PRO-DEMOCRACY protesters clashed again with police yesterday as they tried to surround Hong Kong’s government headquarters in a bid to to revitalise their flagging movement for democratic reforms.
Protesters carrying umbrellas – which have become symbols of the pro-democracy movement – battled police armed with pepper spray, batons and riot shields.
Student leaders told a big crowd at the main protest site outside government headquarters that they would escalate their campaign, which has been running since late September.
Hundreds of protesters pushed past police lines on the other side of the complex from the protest site.
They blocked traffic on a main road, but were stopped by police barricades from going down a side road to the office of the territory’s chief executive Leung Chun-Ying.
The protesters, many wearing surgical masks, hard hats and safety goggles while chanting, “I want true democracy”, said that they wanted to occupy the road to prevent Mr Leung and other government officials from getting to work in the morning.
At one point, police charged the crowd, aggressively pushing demonstrators back with pepper spray and batons, after some protesters started pelting them with water bottles and other objects.
Police later fell back, letting demonstrators re-occupy the road. At dawn yesterday, police charged again and cleared the protesters from some areas around the government headquarters.
Police Senior Superintendent Tsui Wai-hung said 40 protesters had been arrested, adding that authorities would not let the road, a major thoroughfare, remain blocked.
“We will open up this road,” Mr Tsui said.
A government statement said 11 police officers had been injured.
The statement read: “The government spokesman reiterated that society would not accept the illegal acts of violent radicals who repeatedly pushed police officers and charged their cordon lines during scuffles.”
Protesters said they were taking action to force a response from Hong Kong’s government, which has made little effort to address their demands.
The protesters want a plan to use a Beijing-friendly panel to screen candidates for Hong Kong’s leader in inaugural 2017 elections to be scrapped. The government statement compared attempts to ignore the Beijing-dictated plan to “building castles in the air” and said that it “would only delay the constitutional and democratic development of Hong Kong”.
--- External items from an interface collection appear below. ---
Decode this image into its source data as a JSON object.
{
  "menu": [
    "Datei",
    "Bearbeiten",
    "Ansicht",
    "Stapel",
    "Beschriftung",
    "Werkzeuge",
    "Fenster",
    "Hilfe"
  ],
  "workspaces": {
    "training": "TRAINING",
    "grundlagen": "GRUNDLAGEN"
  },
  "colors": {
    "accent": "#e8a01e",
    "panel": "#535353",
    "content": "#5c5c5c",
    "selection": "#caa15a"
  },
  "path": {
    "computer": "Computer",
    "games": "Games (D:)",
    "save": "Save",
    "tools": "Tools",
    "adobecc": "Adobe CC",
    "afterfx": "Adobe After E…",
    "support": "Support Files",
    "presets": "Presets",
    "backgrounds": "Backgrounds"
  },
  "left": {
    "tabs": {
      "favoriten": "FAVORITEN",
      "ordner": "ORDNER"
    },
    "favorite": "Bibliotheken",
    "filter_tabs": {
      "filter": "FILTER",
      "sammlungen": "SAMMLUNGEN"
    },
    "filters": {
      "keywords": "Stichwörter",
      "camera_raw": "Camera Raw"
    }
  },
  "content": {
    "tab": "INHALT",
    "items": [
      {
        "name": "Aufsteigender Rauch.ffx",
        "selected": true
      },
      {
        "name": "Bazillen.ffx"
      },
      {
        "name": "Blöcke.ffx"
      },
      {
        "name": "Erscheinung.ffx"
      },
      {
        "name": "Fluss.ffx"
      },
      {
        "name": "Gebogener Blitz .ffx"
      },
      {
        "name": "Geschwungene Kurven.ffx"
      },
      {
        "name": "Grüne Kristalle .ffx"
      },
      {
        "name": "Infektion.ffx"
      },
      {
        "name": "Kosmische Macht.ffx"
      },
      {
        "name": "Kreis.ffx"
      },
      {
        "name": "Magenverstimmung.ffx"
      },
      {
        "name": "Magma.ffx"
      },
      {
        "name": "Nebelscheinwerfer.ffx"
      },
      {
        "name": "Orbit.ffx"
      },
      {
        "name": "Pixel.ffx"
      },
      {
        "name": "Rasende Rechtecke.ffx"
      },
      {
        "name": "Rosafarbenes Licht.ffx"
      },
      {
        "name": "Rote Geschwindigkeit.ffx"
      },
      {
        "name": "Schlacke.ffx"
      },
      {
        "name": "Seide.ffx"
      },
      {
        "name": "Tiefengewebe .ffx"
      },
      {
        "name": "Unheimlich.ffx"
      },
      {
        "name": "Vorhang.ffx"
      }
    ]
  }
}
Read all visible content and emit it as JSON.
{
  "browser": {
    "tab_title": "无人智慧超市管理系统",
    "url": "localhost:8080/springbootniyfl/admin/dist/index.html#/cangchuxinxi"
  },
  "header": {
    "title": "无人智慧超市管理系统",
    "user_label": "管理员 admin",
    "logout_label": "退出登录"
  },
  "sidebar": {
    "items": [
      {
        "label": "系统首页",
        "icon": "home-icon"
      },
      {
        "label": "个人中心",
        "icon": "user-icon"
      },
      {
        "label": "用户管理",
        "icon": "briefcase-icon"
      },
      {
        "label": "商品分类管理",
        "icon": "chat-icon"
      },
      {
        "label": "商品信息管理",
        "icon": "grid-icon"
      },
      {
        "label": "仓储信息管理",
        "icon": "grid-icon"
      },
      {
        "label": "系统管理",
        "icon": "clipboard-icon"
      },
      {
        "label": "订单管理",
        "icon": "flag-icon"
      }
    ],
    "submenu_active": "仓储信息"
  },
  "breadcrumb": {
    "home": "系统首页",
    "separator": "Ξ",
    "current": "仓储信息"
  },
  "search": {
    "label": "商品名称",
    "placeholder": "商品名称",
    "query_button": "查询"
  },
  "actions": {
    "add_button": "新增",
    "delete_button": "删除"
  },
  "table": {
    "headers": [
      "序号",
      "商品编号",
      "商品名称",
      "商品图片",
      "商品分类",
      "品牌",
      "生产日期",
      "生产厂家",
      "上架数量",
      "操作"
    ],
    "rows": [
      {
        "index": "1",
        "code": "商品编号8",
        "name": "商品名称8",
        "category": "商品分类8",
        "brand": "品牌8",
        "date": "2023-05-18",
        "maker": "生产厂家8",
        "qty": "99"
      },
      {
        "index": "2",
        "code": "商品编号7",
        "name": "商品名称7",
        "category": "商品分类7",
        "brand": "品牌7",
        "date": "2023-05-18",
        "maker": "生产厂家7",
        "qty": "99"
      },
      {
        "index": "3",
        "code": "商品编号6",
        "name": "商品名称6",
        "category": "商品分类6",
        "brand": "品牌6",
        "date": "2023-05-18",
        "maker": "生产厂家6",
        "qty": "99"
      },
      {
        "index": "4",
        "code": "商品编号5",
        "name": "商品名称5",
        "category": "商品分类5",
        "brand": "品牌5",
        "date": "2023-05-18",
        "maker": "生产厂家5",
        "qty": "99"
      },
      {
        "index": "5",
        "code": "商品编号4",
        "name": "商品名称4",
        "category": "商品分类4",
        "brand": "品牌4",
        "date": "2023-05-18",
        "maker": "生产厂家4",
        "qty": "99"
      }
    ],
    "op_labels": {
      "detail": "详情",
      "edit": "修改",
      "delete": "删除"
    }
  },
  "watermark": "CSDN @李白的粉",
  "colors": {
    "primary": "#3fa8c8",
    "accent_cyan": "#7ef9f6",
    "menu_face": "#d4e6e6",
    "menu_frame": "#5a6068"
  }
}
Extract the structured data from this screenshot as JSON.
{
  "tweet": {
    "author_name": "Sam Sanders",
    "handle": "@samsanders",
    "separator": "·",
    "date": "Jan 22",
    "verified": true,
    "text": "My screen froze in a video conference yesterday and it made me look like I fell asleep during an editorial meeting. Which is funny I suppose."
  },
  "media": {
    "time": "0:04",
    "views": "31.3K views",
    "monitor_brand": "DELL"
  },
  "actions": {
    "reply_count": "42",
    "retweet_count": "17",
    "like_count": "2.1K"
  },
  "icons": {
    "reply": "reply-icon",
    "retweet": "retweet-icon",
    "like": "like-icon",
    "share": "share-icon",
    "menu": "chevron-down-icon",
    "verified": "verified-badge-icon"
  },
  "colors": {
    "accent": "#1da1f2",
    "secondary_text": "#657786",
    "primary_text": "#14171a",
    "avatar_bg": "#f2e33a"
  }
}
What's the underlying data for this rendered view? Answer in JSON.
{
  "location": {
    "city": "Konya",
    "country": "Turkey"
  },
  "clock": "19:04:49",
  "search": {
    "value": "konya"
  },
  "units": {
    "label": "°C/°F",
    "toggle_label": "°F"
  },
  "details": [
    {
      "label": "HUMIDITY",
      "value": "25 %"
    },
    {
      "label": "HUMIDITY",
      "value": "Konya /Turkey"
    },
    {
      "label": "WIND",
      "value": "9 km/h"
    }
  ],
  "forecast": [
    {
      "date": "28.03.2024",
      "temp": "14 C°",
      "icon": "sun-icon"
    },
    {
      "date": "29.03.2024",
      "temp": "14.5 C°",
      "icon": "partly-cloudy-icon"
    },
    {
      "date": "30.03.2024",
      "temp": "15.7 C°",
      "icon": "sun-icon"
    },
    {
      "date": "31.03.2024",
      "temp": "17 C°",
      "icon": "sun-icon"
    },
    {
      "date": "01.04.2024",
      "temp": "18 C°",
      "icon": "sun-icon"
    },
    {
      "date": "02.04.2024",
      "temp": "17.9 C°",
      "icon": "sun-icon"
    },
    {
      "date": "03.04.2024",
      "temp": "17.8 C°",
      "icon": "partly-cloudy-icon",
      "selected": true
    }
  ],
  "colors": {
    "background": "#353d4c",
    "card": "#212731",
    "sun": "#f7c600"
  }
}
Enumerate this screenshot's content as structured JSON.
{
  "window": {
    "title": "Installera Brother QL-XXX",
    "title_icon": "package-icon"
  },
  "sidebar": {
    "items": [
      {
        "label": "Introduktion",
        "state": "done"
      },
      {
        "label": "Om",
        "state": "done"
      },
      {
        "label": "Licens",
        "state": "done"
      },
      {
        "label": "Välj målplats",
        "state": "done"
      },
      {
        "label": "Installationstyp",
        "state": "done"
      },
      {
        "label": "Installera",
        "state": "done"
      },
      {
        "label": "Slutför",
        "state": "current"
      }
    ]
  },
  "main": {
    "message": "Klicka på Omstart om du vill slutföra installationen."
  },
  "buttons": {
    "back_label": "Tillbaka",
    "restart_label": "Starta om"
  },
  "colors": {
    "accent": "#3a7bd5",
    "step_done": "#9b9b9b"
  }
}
Hundreds of protesters remain entrenched in the main downtown protest site, building tents, work tables and other infrastructure, even as energy has diminished on the streets since the first surge of demonstrations two months ago.
Numbers typically dwindle in the daytime, with many protesters going to work or school before returning in the evenings.
Authorities last week carried out an aggressive operation to clear the protest camp on the busy streets of Hong Kong’s crowded Mong Kok district, one of three protest zones around the semi-autonomous city.
“The action was aimed at paralysing the government’s operation,” said Alex Chow, secretary general of the Hong Kong Federation of Students. “The government has been stalling – and we believe we need to focus pressure on the government headquarters, the symbol of the government’s power.”
The federation is one of two student groups that have played important roles in organising the protest movement in the former British colony.
Protester Ernie Kwok, 21, a maintenance worker and part-time student, said: “I really want to have real elections for Hong Kong because I don’t want the Chinese government to control us, our minds, anything.”